The task:
Look for "Normal" in each line of the entries, and return the matching lines.

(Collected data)
☆ ☆ ☆ ☆
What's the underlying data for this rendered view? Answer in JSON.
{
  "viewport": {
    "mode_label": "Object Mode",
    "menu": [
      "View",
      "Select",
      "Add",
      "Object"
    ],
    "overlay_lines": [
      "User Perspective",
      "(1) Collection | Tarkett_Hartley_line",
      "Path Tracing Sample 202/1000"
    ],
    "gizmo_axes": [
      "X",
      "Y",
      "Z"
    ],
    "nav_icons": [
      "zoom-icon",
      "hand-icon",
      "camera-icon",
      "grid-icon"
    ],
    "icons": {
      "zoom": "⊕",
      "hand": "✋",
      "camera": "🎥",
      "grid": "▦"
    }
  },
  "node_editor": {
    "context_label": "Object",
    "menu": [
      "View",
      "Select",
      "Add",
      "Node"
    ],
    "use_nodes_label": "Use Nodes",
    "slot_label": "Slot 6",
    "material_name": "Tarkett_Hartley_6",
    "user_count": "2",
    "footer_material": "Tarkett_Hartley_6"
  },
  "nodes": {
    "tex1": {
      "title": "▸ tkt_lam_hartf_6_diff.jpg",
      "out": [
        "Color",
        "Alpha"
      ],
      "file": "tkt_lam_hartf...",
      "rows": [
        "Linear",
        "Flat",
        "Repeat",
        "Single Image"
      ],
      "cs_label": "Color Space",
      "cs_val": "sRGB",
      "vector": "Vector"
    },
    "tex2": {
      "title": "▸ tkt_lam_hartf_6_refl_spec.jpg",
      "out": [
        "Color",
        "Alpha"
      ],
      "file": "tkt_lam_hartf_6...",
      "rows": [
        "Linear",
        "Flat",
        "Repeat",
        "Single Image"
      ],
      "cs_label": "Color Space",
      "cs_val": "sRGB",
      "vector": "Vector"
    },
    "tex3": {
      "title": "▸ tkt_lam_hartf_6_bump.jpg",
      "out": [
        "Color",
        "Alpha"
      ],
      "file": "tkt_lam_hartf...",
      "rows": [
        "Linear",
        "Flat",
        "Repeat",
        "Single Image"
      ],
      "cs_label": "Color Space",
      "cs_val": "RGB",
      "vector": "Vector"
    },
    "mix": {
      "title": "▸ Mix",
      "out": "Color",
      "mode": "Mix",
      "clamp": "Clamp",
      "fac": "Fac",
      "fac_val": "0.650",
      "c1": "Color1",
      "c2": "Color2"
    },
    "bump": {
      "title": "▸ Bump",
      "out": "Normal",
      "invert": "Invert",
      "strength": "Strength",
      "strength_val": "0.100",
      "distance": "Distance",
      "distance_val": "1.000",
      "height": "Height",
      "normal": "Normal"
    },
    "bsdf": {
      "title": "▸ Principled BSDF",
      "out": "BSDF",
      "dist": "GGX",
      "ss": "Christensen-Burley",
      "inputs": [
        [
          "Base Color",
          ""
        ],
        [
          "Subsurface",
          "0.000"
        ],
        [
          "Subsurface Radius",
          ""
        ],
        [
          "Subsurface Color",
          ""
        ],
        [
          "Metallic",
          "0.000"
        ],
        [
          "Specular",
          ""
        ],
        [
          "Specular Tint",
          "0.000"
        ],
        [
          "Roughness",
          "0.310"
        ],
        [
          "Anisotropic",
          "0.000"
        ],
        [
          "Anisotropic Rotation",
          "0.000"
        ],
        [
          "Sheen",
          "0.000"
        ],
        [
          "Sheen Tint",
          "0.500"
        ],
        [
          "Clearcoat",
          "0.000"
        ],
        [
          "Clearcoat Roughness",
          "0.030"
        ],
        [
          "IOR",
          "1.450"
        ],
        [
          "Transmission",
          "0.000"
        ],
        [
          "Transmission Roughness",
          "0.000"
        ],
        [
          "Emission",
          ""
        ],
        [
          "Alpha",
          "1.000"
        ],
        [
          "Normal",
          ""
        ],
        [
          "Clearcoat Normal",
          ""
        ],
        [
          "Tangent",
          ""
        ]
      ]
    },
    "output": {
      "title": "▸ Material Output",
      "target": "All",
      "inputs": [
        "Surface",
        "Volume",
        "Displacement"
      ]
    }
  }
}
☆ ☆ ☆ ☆
Response box:
      "out": "Normal",
      "normal": "Normal"
          "Normal",
          "Clearcoat Normal",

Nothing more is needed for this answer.